In 2020, the Department of Psychology at TSU was awarded the Health Resources and Services Administration (HRSA) Scholarships for Disadvantaged Students grant award (4 T08HP39322-01-01). This 5-year grant award was designed to increase the number of students coming from disadvantaged communities in mental health graduate programs to address the shortage of mental health care providers in these communities. An objective of this grant is to mold future mental health clinicians who will prioritize providing evidence-based assessments and therapies to individuals and families from historically disadvantaged and medically underserved communities upon completion of the graduate program.
Students accepted into the program will receive an annual scholarship and stipend for their duration in the program, contingent on future funding, continued financial need, and good academic standing. The deadline to apply for this scholarship is June 1st. Only students with complete applications prior to this deadline will be considered.
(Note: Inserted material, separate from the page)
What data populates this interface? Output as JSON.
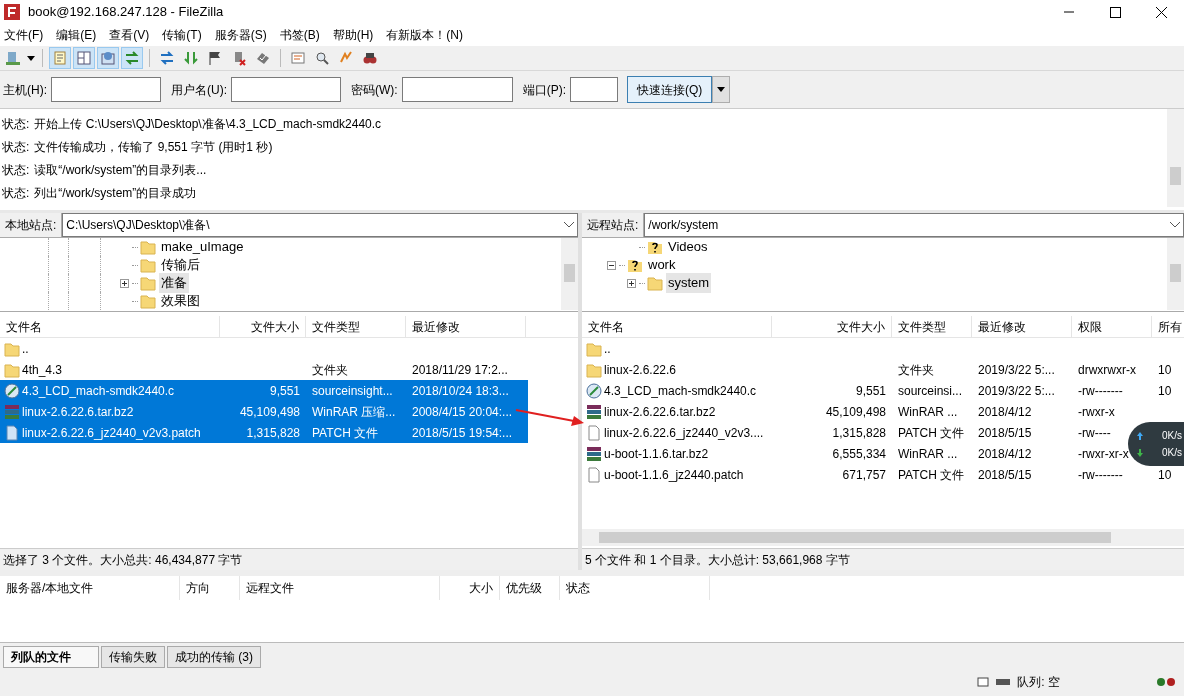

More information on the program can be found here: https://bhw.hrsa.gov/funding/apply-grant/faq-scholarships-disadvantaged-students.
Please submit all completed applications to Program Director, Dr. Arlene Gordon-Hollingsworth at firstname.lastname@example.org.